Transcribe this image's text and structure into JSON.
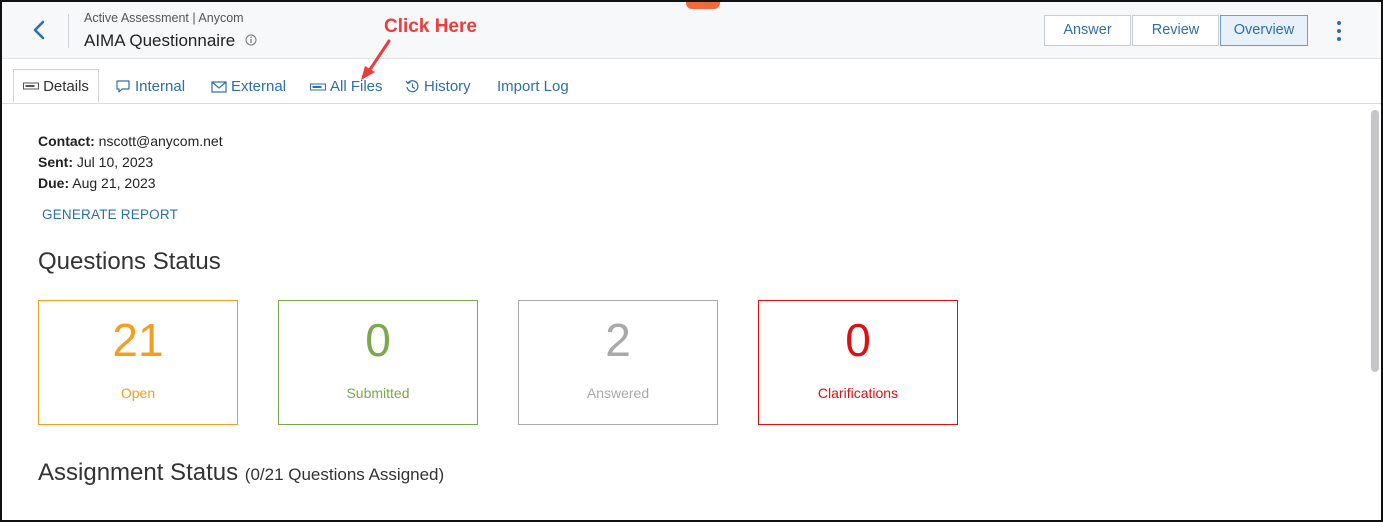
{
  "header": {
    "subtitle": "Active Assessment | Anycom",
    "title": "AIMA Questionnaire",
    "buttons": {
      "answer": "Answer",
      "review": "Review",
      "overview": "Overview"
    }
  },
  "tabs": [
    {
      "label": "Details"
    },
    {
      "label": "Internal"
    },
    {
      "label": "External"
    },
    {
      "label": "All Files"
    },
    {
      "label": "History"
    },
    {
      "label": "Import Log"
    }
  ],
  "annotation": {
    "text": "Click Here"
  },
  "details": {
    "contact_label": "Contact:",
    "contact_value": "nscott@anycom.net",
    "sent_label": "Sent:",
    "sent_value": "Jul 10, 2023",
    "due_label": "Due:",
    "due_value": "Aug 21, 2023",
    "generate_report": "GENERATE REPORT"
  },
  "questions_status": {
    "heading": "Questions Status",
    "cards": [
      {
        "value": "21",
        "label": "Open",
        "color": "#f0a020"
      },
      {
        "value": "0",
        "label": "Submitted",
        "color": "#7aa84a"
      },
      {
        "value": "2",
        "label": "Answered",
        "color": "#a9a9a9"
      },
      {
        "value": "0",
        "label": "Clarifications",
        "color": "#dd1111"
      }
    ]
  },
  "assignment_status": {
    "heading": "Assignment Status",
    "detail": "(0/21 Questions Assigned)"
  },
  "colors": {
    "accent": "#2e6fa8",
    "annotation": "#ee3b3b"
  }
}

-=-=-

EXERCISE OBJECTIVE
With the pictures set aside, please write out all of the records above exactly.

FINISHED TASK
Transcribe this image's text and structure into JSON.
{
  "header": {
    "subtitle": "Active Assessment | Anycom",
    "title": "AIMA Questionnaire",
    "buttons": {
      "answer": "Answer",
      "review": "Review",
      "overview": "Overview"
    }
  },
  "tabs": [
    {
      "label": "Details"
    },
    {
      "label": "Internal"
    },
    {
      "label": "External"
    },
    {
      "label": "All Files"
    },
    {
      "label": "History"
    },
    {
      "label": "Import Log"
    }
  ],
  "annotation": {
    "text": "Click Here"
  },
  "details": {
    "contact_label": "Contact:",
    "contact_value": "nscott@anycom.net",
    "sent_label": "Sent:",
    "sent_value": "Jul 10, 2023",
    "due_label": "Due:",
    "due_value": "Aug 21, 2023",
    "generate_report": "GENERATE REPORT"
  },
  "questions_status": {
    "heading": "Questions Status",
    "cards": [
      {
        "value": "21",
        "label": "Open",
        "color": "#f0a020"
      },
      {
        "value": "0",
        "label": "Submitted",
        "color": "#7aa84a"
      },
      {
        "value": "2",
        "label": "Answered",
        "color": "#a9a9a9"
      },
      {
        "value": "0",
        "label": "Clarifications",
        "color": "#dd1111"
      }
    ]
  },
  "assignment_status": {
    "heading": "Assignment Status",
    "detail": "(0/21 Questions Assigned)"
  },
  "colors": {
    "accent": "#2e6fa8",
    "annotation": "#ee3b3b"
  }
}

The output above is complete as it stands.